PROBLEM DESCRIPTION: Could you restate every record below word for word?

MATERIAL TO PROCESS:

★ ★ ★ ★

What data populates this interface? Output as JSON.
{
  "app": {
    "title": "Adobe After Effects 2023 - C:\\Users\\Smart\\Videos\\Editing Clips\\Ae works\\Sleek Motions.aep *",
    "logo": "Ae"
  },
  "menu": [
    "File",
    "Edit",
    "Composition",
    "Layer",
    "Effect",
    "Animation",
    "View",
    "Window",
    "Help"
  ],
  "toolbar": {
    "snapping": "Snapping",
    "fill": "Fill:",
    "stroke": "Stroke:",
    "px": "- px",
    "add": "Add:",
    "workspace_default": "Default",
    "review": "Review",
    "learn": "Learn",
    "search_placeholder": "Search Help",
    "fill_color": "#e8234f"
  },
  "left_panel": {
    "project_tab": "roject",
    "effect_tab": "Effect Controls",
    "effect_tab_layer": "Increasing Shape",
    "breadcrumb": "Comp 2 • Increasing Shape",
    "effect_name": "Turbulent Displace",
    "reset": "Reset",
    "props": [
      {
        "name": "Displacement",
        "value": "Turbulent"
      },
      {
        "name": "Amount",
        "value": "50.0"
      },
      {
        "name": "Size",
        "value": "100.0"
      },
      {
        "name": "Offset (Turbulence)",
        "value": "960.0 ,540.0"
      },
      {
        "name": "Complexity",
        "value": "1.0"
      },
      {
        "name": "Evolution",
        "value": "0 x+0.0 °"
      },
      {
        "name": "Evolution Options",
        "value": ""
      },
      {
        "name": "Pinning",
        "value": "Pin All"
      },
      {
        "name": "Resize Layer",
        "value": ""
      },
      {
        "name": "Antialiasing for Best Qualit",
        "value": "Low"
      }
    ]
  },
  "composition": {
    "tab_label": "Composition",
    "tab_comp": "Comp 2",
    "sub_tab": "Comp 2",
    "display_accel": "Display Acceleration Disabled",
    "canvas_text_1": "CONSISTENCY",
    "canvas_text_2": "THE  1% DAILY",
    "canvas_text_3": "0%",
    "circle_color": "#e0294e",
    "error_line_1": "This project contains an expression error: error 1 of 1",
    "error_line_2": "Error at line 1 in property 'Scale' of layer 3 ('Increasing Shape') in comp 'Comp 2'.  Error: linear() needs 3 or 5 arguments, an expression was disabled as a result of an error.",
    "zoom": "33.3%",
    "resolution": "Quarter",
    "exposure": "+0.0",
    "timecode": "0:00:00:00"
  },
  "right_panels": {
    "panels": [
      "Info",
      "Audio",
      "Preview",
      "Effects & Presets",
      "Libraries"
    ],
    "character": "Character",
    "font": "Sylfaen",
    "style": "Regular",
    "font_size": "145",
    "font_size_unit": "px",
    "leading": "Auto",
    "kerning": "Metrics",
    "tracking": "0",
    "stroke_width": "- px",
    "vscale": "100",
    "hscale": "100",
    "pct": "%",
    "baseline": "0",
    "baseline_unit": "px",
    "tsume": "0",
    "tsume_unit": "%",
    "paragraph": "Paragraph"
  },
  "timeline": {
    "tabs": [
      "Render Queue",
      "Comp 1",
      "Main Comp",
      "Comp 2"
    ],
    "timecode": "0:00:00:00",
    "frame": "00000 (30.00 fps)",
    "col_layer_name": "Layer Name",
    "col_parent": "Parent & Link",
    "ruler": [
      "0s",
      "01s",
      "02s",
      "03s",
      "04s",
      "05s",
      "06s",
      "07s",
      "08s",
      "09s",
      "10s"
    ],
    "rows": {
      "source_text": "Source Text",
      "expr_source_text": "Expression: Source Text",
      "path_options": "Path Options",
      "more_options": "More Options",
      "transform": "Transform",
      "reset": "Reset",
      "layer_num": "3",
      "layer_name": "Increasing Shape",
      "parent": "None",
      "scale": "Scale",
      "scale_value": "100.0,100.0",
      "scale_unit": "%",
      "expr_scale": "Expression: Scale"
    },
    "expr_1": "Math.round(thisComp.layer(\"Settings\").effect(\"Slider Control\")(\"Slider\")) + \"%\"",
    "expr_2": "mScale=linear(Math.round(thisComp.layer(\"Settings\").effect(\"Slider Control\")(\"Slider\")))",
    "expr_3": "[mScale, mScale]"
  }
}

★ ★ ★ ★

WRITTEN ANSWER:
What data populates this interface? Output as JSON.
{
  "app": {
    "title": "Adobe After Effects 2023 - C:\\Users\\Smart\\Videos\\Editing Clips\\Ae works\\Sleek Motions.aep *",
    "logo": "Ae"
  },
  "menu": [
    "File",
    "Edit",
    "Composition",
    "Layer",
    "Effect",
    "Animation",
    "View",
    "Window",
    "Help"
  ],
  "toolbar": {
    "snapping": "Snapping",
    "fill": "Fill:",
    "stroke": "Stroke:",
    "px": "- px",
    "add": "Add:",
    "workspace_default": "Default",
    "review": "Review",
    "learn": "Learn",
    "search_placeholder": "Search Help",
    "fill_color": "#e8234f"
  },
  "left_panel": {
    "project_tab": "roject",
    "effect_tab": "Effect Controls",
    "effect_tab_layer": "Increasing Shape",
    "breadcrumb": "Comp 2 • Increasing Shape",
    "effect_name": "Turbulent Displace",
    "reset": "Reset",
    "props": [
      {
        "name": "Displacement",
        "value": "Turbulent"
      },
      {
        "name": "Amount",
        "value": "50.0"
      },
      {
        "name": "Size",
        "value": "100.0"
      },
      {
        "name": "Offset (Turbulence)",
        "value": "960.0 ,540.0"
      },
      {
        "name": "Complexity",
        "value": "1.0"
      },
      {
        "name": "Evolution",
        "value": "0 x+0.0 °"
      },
      {
        "name": "Evolution Options",
        "value": ""
      },
      {
        "name": "Pinning",
        "value": "Pin All"
      },
      {
        "name": "Resize Layer",
        "value": ""
      },
      {
        "name": "Antialiasing for Best Qualit",
        "value": "Low"
      }
    ]
  },
  "composition": {
    "tab_label": "Composition",
    "tab_comp": "Comp 2",
    "sub_tab": "Comp 2",
    "display_accel": "Display Acceleration Disabled",
    "canvas_text_1": "CONSISTENCY",
    "canvas_text_2": "THE  1% DAILY",
    "canvas_text_3": "0%",
    "circle_color": "#e0294e",
    "error_line_1": "This project contains an expression error: error 1 of 1",
    "error_line_2": "Error at line 1 in property 'Scale' of layer 3 ('Increasing Shape') in comp 'Comp 2'.  Error: linear() needs 3 or 5 arguments, an expression was disabled as a result of an error.",
    "zoom": "33.3%",
    "resolution": "Quarter",
    "exposure": "+0.0",
    "timecode": "0:00:00:00"
  },
  "right_panels": {
    "panels": [
      "Info",
      "Audio",
      "Preview",
      "Effects & Presets",
      "Libraries"
    ],
    "character": "Character",
    "font": "Sylfaen",
    "style": "Regular",
    "font_size": "145",
    "font_size_unit": "px",
    "leading": "Auto",
    "kerning": "Metrics",
    "tracking": "0",
    "stroke_width": "- px",
    "vscale": "100",
    "hscale": "100",
    "pct": "%",
    "baseline": "0",
    "baseline_unit": "px",
    "tsume": "0",
    "tsume_unit": "%",
    "paragraph": "Paragraph"
  },
  "timeline": {
    "tabs": [
      "Render Queue",
      "Comp 1",
      "Main Comp",
      "Comp 2"
    ],
    "timecode": "0:00:00:00",
    "frame": "00000 (30.00 fps)",
    "col_layer_name": "Layer Name",
    "col_parent": "Parent & Link",
    "ruler": [
      "0s",
      "01s",
      "02s",
      "03s",
      "04s",
      "05s",
      "06s",
      "07s",
      "08s",
      "09s",
      "10s"
    ],
    "rows": {
      "source_text": "Source Text",
      "expr_source_text": "Expression: Source Text",
      "path_options": "Path Options",
      "more_options": "More Options",
      "transform": "Transform",
      "reset": "Reset",
      "layer_num": "3",
      "layer_name": "Increasing Shape",
      "parent": "None",
      "scale": "Scale",
      "scale_value": "100.0,100.0",
      "scale_unit": "%",
      "expr_scale": "Expression: Scale"
    },
    "expr_1": "Math.round(thisComp.layer(\"Settings\").effect(\"Slider Control\")(\"Slider\")) + \"%\"",
    "expr_2": "mScale=linear(Math.round(thisComp.layer(\"Settings\").effect(\"Slider Control\")(\"Slider\")))",
    "expr_3": "[mScale, mScale]"
  }
}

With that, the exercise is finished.